The Chiroteuthidae are most notable for their unique paralarval stage, known as the doratopsis stage. Although morphology varies greatly within the family, the Chiroteuthidae are distinguished by their extremely elongated bodies and (in most species) tentacles; the latter may be up to four times the mantle length in Asperoteuthis acanthoderma. The head is atop an elongated neck and the brachial pillar is well-developed, the eyes are large; in some Planctoteuthis and all Chiroteuthis species, the fourth pair of arms possess both greater girth and length than the other arms. The fragile, gelatinous body is conical and the neck cylindrical; the fins range from oval to elliptical, about 50% of the mantle length. The suckers of the arms occur in two series, and those of the clubs in four (but are absent in subadult Grimalditeuthis and absent proximally in Asperoteuthis). The club is elongated and—with the exception of Planctoteuthis species—is subdivided by symmetrical, protective membranes into two or three parts.

The funnel locking apparatus is oval; its cartilage is ear-shaped with one or two projections and a central depression. In Grilmalditeuthis, the apparatus is fused (but nuchal articulation is free); in Chiroteuthis both the tragus and antitragus are present, while in Planctoteuthis, only the antitragus is present. Also absent in Planctoteuthis are the funnel valve, tentacle pads, and distal suckers on the fourth arms.

Some species (excluding Planctoteuthis) are bioluminescent, with photophores (light-producing organs) variably present on the inner surface of the ventral arms, on the ventral surface of the eyes (one to three patches or bands), on the ink sac, and near the club terminus. A number of chambers containing ammonium chloride are contained within the arms, head, and mantle. With a lower density than the surrounding seawater, the ammonium chloride helps chiroteuthids to conserve energy reserved for swimming by maintaining the body's neutral buoyancy. The eyelid sinus is indistinct, occpital folds are absent, and long stalks support the olfactory papillae. The largest species reach a mantle length of about 78 cm. Body coloration is typically beige to sepia, but Asperoteuthis acanthoderma is noted for its deep violet color.

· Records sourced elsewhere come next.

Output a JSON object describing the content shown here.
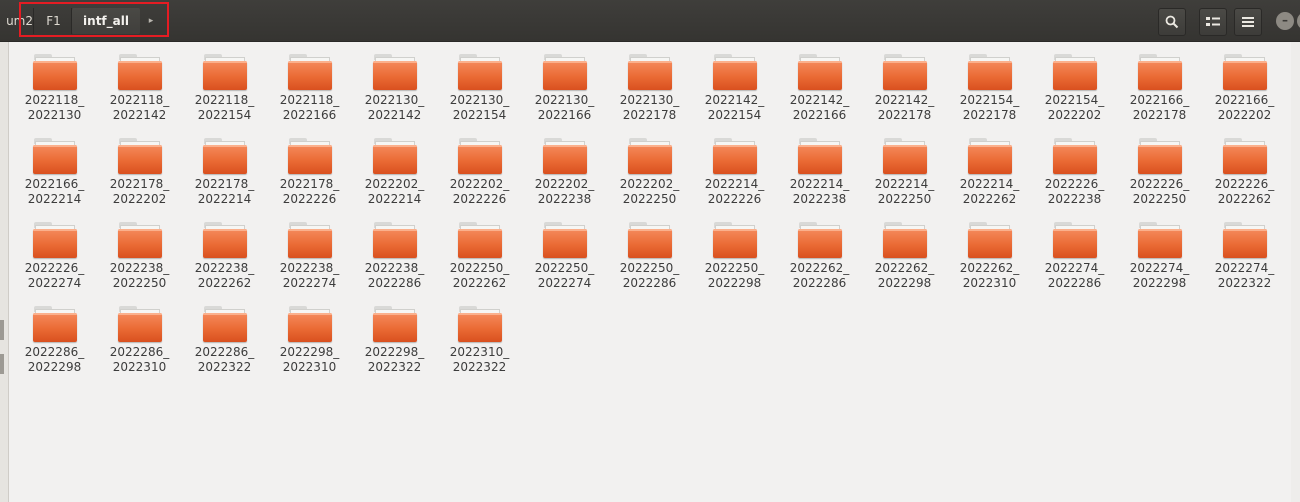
{
  "breadcrumb": {
    "partial_label": "um2",
    "items": [
      "F1",
      "intf_all"
    ],
    "next_arrow": "▸"
  },
  "toolbar": {
    "search_icon": "search-icon",
    "view_icon": "list-view-icon",
    "menu_icon": "hamburger-menu-icon",
    "minimize_label": "–"
  },
  "colors": {
    "accent_highlight": "#e51c23",
    "folder_orange": "#ea6a34",
    "header_bg": "#3c3b37"
  },
  "folders": [
    [
      "2022118_",
      "2022130"
    ],
    [
      "2022118_",
      "2022142"
    ],
    [
      "2022118_",
      "2022154"
    ],
    [
      "2022118_",
      "2022166"
    ],
    [
      "2022130_",
      "2022142"
    ],
    [
      "2022130_",
      "2022154"
    ],
    [
      "2022130_",
      "2022166"
    ],
    [
      "2022130_",
      "2022178"
    ],
    [
      "2022142_",
      "2022154"
    ],
    [
      "2022142_",
      "2022166"
    ],
    [
      "2022142_",
      "2022178"
    ],
    [
      "2022154_",
      "2022178"
    ],
    [
      "2022154_",
      "2022202"
    ],
    [
      "2022166_",
      "2022178"
    ],
    [
      "2022166_",
      "2022202"
    ],
    [
      "2022166_",
      "2022214"
    ],
    [
      "2022178_",
      "2022202"
    ],
    [
      "2022178_",
      "2022214"
    ],
    [
      "2022178_",
      "2022226"
    ],
    [
      "2022202_",
      "2022214"
    ],
    [
      "2022202_",
      "2022226"
    ],
    [
      "2022202_",
      "2022238"
    ],
    [
      "2022202_",
      "2022250"
    ],
    [
      "2022214_",
      "2022226"
    ],
    [
      "2022214_",
      "2022238"
    ],
    [
      "2022214_",
      "2022250"
    ],
    [
      "2022214_",
      "2022262"
    ],
    [
      "2022226_",
      "2022238"
    ],
    [
      "2022226_",
      "2022250"
    ],
    [
      "2022226_",
      "2022262"
    ],
    [
      "2022226_",
      "2022274"
    ],
    [
      "2022238_",
      "2022250"
    ],
    [
      "2022238_",
      "2022262"
    ],
    [
      "2022238_",
      "2022274"
    ],
    [
      "2022238_",
      "2022286"
    ],
    [
      "2022250_",
      "2022262"
    ],
    [
      "2022250_",
      "2022274"
    ],
    [
      "2022250_",
      "2022286"
    ],
    [
      "2022250_",
      "2022298"
    ],
    [
      "2022262_",
      "2022286"
    ],
    [
      "2022262_",
      "2022298"
    ],
    [
      "2022262_",
      "2022310"
    ],
    [
      "2022274_",
      "2022286"
    ],
    [
      "2022274_",
      "2022298"
    ],
    [
      "2022274_",
      "2022322"
    ],
    [
      "2022286_",
      "2022298"
    ],
    [
      "2022286_",
      "2022310"
    ],
    [
      "2022286_",
      "2022322"
    ],
    [
      "2022298_",
      "2022310"
    ],
    [
      "2022298_",
      "2022322"
    ],
    [
      "2022310_",
      "2022322"
    ]
  ]
}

Life history[edit]

Left: Immature specimens of Chiroteuthis veranyi: In this paralarval form, the pen is longer than the mantle and 'neck' combined
Right: A mature Chiroteuthis veranyi: This species has some of the longest tentacles in proportion to its size of any known cephalopod.

Little is known of chiroteuthid reproduction. The distinctive doratopsis paralarvae are thought to remain within the first few hundred meters of the water column, where they likely feed on zooplankton and slowly undergo a marked transformation to subadults. During the doratopsis stage, the paralarval chiroteuthid possesses a greatly elongated gladius (internal shell) extending well beyond the fins; this supports a long, trailing, tail-like structure that is further adorned with—depending on the species—either a pair of large oval or heart-shaped "secondary fins", a series of small flaps running the length of the tail, or a series of oval "bulbs" made buoyant by low-density fluids. Some species' paralarvae also have eyes projecting ventrally. The elongated neck and brachial pillar are chambered, and vesicular tissue is present in the posterior end of the mantle and (in advanced stages) in the arms.

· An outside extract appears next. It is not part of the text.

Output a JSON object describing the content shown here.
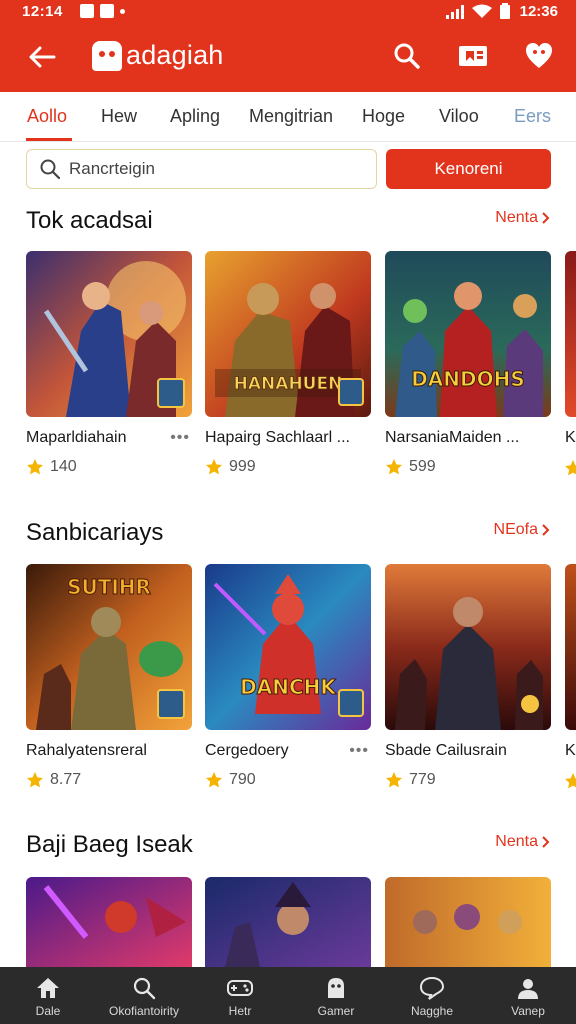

Although lost during maturation in most species, some adults (e.g., Grimalditeuthis) retain their tails. During the paralarva's transformation into a subadult, its arms also become elongated (but remain subequal in some species) along with other changes in body proportions; photophores are developed, and the paralarval club is resorbed and replaced with an adult form. Planctoteuthis species retain their paralarval clubs; together with a lack of photophores, this feature causes some authors to suggest Planctoteuthis species are actually mature doratopsids, arising from neoteny. The time frame of the doratopsis stage, including the onset or loss of specific features, is unknown.

Species[edit]

The species listed above with an asterisk (*) is questionable and needs further study to determine if it is a valid species or a synonym.

External links[edit]